» ENTRIES PROVIDED
========
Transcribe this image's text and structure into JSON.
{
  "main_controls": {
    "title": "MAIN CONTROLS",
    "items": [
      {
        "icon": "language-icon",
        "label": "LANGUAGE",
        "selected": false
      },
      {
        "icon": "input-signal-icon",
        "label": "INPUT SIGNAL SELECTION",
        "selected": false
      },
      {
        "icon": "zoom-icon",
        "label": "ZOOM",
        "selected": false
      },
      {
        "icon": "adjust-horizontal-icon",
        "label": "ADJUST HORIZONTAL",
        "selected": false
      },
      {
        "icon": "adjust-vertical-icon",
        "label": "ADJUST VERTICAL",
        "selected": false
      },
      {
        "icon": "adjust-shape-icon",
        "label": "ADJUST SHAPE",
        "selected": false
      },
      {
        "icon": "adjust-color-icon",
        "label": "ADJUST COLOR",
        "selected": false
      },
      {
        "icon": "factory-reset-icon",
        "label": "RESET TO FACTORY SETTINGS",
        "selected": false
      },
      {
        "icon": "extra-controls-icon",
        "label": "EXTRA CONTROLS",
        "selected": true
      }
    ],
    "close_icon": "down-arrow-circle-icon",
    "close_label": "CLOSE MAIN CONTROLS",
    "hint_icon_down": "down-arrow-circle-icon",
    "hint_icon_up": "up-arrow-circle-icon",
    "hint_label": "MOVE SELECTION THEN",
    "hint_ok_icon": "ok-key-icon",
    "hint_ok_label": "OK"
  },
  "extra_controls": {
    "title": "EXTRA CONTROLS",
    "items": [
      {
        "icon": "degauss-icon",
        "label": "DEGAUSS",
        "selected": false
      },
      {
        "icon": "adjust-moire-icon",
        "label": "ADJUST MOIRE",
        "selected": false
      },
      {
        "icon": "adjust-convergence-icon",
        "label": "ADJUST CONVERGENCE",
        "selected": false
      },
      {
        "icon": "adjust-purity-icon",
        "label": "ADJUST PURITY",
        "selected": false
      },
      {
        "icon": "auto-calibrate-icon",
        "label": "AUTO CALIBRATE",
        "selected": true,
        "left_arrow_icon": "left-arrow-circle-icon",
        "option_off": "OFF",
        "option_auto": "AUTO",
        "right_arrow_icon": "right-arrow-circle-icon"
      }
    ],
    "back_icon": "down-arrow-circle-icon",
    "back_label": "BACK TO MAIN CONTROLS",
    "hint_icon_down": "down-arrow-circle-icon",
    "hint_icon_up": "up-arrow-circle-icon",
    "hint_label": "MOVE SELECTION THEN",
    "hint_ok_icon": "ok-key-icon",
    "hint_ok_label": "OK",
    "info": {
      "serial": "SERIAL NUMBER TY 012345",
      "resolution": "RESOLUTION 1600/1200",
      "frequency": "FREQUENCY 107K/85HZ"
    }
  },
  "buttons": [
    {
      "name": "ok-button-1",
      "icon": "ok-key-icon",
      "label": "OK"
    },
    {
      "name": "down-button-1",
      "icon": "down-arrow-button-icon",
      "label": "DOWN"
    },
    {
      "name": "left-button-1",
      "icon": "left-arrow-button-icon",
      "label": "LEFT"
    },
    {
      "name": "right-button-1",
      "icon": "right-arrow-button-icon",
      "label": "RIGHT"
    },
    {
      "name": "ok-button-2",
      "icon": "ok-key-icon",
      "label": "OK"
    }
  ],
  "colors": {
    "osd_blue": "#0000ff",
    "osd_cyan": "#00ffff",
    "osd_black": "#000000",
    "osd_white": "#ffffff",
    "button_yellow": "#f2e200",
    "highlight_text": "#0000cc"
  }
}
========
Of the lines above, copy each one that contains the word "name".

» EXERCISE ANSWER
      "name": "ok-button-1",
      "name": "down-button-1",
      "name": "left-button-1",
      "name": "right-button-1",
      "name": "ok-button-2",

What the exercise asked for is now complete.